▶ _What to do_
Write the data below out in full, exactly as it stands.

▶ _Supplied material_
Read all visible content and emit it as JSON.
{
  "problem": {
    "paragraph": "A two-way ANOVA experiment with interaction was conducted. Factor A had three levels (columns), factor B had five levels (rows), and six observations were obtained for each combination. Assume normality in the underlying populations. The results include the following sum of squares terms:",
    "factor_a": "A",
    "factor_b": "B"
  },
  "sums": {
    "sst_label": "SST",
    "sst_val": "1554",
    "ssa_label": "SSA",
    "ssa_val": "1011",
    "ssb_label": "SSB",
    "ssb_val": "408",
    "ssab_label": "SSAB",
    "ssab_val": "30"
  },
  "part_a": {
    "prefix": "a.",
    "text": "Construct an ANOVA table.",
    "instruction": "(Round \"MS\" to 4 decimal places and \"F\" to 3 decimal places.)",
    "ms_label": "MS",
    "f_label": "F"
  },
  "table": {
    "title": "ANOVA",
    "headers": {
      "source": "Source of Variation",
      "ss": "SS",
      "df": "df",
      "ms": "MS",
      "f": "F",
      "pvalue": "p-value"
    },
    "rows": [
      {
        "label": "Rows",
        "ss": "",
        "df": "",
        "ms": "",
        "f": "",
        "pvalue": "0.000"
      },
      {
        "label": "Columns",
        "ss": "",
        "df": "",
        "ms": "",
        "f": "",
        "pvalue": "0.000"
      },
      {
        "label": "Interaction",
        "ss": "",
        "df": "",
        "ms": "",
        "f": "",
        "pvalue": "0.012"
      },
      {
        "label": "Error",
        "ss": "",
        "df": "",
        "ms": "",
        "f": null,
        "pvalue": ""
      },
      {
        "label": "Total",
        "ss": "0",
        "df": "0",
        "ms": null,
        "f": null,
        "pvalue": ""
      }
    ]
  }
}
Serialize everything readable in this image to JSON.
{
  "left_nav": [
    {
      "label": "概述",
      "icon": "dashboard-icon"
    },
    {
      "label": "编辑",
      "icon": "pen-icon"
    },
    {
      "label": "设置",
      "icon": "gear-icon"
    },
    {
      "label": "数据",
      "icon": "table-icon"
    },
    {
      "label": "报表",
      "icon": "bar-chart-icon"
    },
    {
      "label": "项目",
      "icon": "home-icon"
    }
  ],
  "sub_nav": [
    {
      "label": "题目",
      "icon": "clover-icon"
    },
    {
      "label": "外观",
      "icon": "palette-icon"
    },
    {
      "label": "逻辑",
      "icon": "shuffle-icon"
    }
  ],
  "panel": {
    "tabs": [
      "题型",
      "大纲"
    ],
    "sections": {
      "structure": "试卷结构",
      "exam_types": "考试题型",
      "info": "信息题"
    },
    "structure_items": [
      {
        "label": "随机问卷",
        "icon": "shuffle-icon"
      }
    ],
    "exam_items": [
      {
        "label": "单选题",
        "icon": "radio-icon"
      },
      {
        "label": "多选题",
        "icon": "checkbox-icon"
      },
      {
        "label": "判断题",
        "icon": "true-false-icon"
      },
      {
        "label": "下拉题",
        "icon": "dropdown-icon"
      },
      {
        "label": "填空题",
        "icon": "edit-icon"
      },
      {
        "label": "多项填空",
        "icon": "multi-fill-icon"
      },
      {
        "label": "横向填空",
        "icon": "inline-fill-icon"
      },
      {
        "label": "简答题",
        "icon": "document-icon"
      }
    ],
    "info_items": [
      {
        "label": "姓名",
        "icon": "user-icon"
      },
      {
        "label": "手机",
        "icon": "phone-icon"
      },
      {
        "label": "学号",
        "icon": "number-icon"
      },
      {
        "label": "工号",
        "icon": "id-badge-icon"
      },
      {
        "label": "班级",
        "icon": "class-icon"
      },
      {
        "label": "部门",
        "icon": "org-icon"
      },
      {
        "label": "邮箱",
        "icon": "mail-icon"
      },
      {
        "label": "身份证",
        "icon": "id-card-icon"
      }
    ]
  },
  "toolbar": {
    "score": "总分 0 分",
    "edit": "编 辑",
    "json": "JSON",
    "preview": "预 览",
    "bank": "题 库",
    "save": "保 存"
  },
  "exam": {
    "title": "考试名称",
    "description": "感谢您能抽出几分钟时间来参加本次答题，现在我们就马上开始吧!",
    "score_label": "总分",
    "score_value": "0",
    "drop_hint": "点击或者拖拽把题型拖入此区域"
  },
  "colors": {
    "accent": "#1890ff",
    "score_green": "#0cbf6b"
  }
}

▶ _Answer to this exercise_
Read all visible content and emit it as JSON.
{
  "problem": {
    "paragraph": "A two-way ANOVA experiment with interaction was conducted. Factor A had three levels (columns), factor B had five levels (rows), and six observations were obtained for each combination. Assume normality in the underlying populations. The results include the following sum of squares terms:",
    "factor_a": "A",
    "factor_b": "B"
  },
  "sums": {
    "sst_label": "SST",
    "sst_val": "1554",
    "ssa_label": "SSA",
    "ssa_val": "1011",
    "ssb_label": "SSB",
    "ssb_val": "408",
    "ssab_label": "SSAB",
    "ssab_val": "30"
  },
  "part_a": {
    "prefix": "a.",
    "text": "Construct an ANOVA table.",
    "instruction": "(Round \"MS\" to 4 decimal places and \"F\" to 3 decimal places.)",
    "ms_label": "MS",
    "f_label": "F"
  },
  "table": {
    "title": "ANOVA",
    "headers": {
      "source": "Source of Variation",
      "ss": "SS",
      "df": "df",
      "ms": "MS",
      "f": "F",
      "pvalue": "p-value"
    },
    "rows": [
      {
        "label": "Rows",
        "ss": "",
        "df": "",
        "ms": "",
        "f": "",
        "pvalue": "0.000"
      },
      {
        "label": "Columns",
        "ss": "",
        "df": "",
        "ms": "",
        "f": "",
        "pvalue": "0.000"
      },
      {
        "label": "Interaction",
        "ss": "",
        "df": "",
        "ms": "",
        "f": "",
        "pvalue": "0.012"
      },
      {
        "label": "Error",
        "ss": "",
        "df": "",
        "ms": "",
        "f": null,
        "pvalue": ""
      },
      {
        "label": "Total",
        "ss": "0",
        "df": "0",
        "ms": null,
        "f": null,
        "pvalue": ""
      }
    ]
  }
}
Serialize everything readable in this image to JSON.
{
  "left_nav": [
    {
      "label": "概述",
      "icon": "dashboard-icon"
    },
    {
      "label": "编辑",
      "icon": "pen-icon"
    },
    {
      "label": "设置",
      "icon": "gear-icon"
    },
    {
      "label": "数据",
      "icon": "table-icon"
    },
    {
      "label": "报表",
      "icon": "bar-chart-icon"
    },
    {
      "label": "项目",
      "icon": "home-icon"
    }
  ],
  "sub_nav": [
    {
      "label": "题目",
      "icon": "clover-icon"
    },
    {
      "label": "外观",
      "icon": "palette-icon"
    },
    {
      "label": "逻辑",
      "icon": "shuffle-icon"
    }
  ],
  "panel": {
    "tabs": [
      "题型",
      "大纲"
    ],
    "sections": {
      "structure": "试卷结构",
      "exam_types": "考试题型",
      "info": "信息题"
    },
    "structure_items": [
      {
        "label": "随机问卷",
        "icon": "shuffle-icon"
      }
    ],
    "exam_items": [
      {
        "label": "单选题",
        "icon": "radio-icon"
      },
      {
        "label": "多选题",
        "icon": "checkbox-icon"
      },
      {
        "label": "判断题",
        "icon": "true-false-icon"
      },
      {
        "label": "下拉题",
        "icon": "dropdown-icon"
      },
      {
        "label": "填空题",
        "icon": "edit-icon"
      },
      {
        "label": "多项填空",
        "icon": "multi-fill-icon"
      },
      {
        "label": "横向填空",
        "icon": "inline-fill-icon"
      },
      {
        "label": "简答题",
        "icon": "document-icon"
      }
    ],
    "info_items": [
      {
        "label": "姓名",
        "icon": "user-icon"
      },
      {
        "label": "手机",
        "icon": "phone-icon"
      },
      {
        "label": "学号",
        "icon": "number-icon"
      },
      {
        "label": "工号",
        "icon": "id-badge-icon"
      },
      {
        "label": "班级",
        "icon": "class-icon"
      },
      {
        "label": "部门",
        "icon": "org-icon"
      },
      {
        "label": "邮箱",
        "icon": "mail-icon"
      },
      {
        "label": "身份证",
        "icon": "id-card-icon"
      }
    ]
  },
  "toolbar": {
    "score": "总分 0 分",
    "edit": "编 辑",
    "json": "JSON",
    "preview": "预 览",
    "bank": "题 库",
    "save": "保 存"
  },
  "exam": {
    "title": "考试名称",
    "description": "感谢您能抽出几分钟时间来参加本次答题，现在我们就马上开始吧!",
    "score_label": "总分",
    "score_value": "0",
    "drop_hint": "点击或者拖拽把题型拖入此区域"
  },
  "colors": {
    "accent": "#1890ff",
    "score_green": "#0cbf6b"
  }
}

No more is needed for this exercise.